[Opening SUPPLIED MATERIAL section]
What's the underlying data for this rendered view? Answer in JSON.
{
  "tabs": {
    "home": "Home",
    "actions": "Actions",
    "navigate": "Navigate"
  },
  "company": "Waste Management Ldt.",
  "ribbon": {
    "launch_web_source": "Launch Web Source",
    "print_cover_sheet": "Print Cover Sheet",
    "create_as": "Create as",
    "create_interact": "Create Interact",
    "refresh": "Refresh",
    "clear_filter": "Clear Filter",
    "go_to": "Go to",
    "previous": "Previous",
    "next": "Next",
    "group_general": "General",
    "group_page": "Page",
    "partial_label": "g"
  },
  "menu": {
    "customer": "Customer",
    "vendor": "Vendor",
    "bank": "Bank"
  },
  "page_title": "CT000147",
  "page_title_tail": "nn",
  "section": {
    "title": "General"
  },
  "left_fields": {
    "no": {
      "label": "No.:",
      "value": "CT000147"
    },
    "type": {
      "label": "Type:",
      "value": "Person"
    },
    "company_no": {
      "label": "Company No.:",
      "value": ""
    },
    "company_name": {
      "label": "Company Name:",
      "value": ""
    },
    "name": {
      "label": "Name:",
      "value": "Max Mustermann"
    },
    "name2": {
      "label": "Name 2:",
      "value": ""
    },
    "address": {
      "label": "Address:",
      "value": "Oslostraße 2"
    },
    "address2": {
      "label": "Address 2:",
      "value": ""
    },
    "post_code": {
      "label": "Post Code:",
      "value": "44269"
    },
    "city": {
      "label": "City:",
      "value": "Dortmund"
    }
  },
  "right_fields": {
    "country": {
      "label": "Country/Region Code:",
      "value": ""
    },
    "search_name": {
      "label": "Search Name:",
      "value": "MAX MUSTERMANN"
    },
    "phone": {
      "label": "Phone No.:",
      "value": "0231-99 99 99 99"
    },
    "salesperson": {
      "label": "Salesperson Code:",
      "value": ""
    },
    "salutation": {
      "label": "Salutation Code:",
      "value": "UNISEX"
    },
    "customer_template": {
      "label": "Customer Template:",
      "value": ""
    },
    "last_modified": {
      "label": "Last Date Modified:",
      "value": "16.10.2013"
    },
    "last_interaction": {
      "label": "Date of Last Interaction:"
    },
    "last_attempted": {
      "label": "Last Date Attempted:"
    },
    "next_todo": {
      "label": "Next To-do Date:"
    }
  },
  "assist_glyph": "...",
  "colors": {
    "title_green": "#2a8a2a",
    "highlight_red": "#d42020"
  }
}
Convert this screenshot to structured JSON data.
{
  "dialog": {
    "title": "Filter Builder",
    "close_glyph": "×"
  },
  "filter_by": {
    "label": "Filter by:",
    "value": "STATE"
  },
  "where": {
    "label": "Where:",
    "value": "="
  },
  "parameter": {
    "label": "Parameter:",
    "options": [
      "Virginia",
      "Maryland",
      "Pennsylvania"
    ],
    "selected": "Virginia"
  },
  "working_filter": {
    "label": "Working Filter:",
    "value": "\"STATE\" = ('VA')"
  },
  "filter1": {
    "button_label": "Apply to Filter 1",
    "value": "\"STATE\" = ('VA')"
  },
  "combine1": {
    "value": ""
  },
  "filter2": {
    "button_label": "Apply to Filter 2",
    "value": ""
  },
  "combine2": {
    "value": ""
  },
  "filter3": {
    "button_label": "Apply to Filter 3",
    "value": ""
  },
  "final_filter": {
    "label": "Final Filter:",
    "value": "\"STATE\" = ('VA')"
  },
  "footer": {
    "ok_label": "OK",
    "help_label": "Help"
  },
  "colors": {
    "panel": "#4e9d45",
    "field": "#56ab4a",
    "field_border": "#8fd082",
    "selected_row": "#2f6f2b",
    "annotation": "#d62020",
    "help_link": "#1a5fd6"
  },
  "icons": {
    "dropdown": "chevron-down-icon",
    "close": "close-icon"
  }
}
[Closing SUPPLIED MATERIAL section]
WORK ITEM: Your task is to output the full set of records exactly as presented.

EXERCISE SOLUTION:
What's the underlying data for this rendered view? Answer in JSON.
{
  "tabs": {
    "home": "Home",
    "actions": "Actions",
    "navigate": "Navigate"
  },
  "company": "Waste Management Ldt.",
  "ribbon": {
    "launch_web_source": "Launch Web Source",
    "print_cover_sheet": "Print Cover Sheet",
    "create_as": "Create as",
    "create_interact": "Create Interact",
    "refresh": "Refresh",
    "clear_filter": "Clear Filter",
    "go_to": "Go to",
    "previous": "Previous",
    "next": "Next",
    "group_general": "General",
    "group_page": "Page",
    "partial_label": "g"
  },
  "menu": {
    "customer": "Customer",
    "vendor": "Vendor",
    "bank": "Bank"
  },
  "page_title": "CT000147",
  "page_title_tail": "nn",
  "section": {
    "title": "General"
  },
  "left_fields": {
    "no": {
      "label": "No.:",
      "value": "CT000147"
    },
    "type": {
      "label": "Type:",
      "value": "Person"
    },
    "company_no": {
      "label": "Company No.:",
      "value": ""
    },
    "company_name": {
      "label": "Company Name:",
      "value": ""
    },
    "name": {
      "label": "Name:",
      "value": "Max Mustermann"
    },
    "name2": {
      "label": "Name 2:",
      "value": ""
    },
    "address": {
      "label": "Address:",
      "value": "Oslostraße 2"
    },
    "address2": {
      "label": "Address 2:",
      "value": ""
    },
    "post_code": {
      "label": "Post Code:",
      "value": "44269"
    },
    "city": {
      "label": "City:",
      "value": "Dortmund"
    }
  },
  "right_fields": {
    "country": {
      "label": "Country/Region Code:",
      "value": ""
    },
    "search_name": {
      "label": "Search Name:",
      "value": "MAX MUSTERMANN"
    },
    "phone": {
      "label": "Phone No.:",
      "value": "0231-99 99 99 99"
    },
    "salesperson": {
      "label": "Salesperson Code:",
      "value": ""
    },
    "salutation": {
      "label": "Salutation Code:",
      "value": "UNISEX"
    },
    "customer_template": {
      "label": "Customer Template:",
      "value": ""
    },
    "last_modified": {
      "label": "Last Date Modified:",
      "value": "16.10.2013"
    },
    "last_interaction": {
      "label": "Date of Last Interaction:"
    },
    "last_attempted": {
      "label": "Last Date Attempted:"
    },
    "next_todo": {
      "label": "Next To-do Date:"
    }
  },
  "assist_glyph": "...",
  "colors": {
    "title_green": "#2a8a2a",
    "highlight_red": "#d42020"
  }
}
Convert this screenshot to structured JSON data.
{
  "dialog": {
    "title": "Filter Builder",
    "close_glyph": "×"
  },
  "filter_by": {
    "label": "Filter by:",
    "value": "STATE"
  },
  "where": {
    "label": "Where:",
    "value": "="
  },
  "parameter": {
    "label": "Parameter:",
    "options": [
      "Virginia",
      "Maryland",
      "Pennsylvania"
    ],
    "selected": "Virginia"
  },
  "working_filter": {
    "label": "Working Filter:",
    "value": "\"STATE\" = ('VA')"
  },
  "filter1": {
    "button_label": "Apply to Filter 1",
    "value": "\"STATE\" = ('VA')"
  },
  "combine1": {
    "value": ""
  },
  "filter2": {
    "button_label": "Apply to Filter 2",
    "value": ""
  },
  "combine2": {
    "value": ""
  },
  "filter3": {
    "button_label": "Apply to Filter 3",
    "value": ""
  },
  "final_filter": {
    "label": "Final Filter:",
    "value": "\"STATE\" = ('VA')"
  },
  "footer": {
    "ok_label": "OK",
    "help_label": "Help"
  },
  "colors": {
    "panel": "#4e9d45",
    "field": "#56ab4a",
    "field_border": "#8fd082",
    "selected_row": "#2f6f2b",
    "annotation": "#d62020",
    "help_link": "#1a5fd6"
  },
  "icons": {
    "dropdown": "chevron-down-icon",
    "close": "close-icon"
  }
}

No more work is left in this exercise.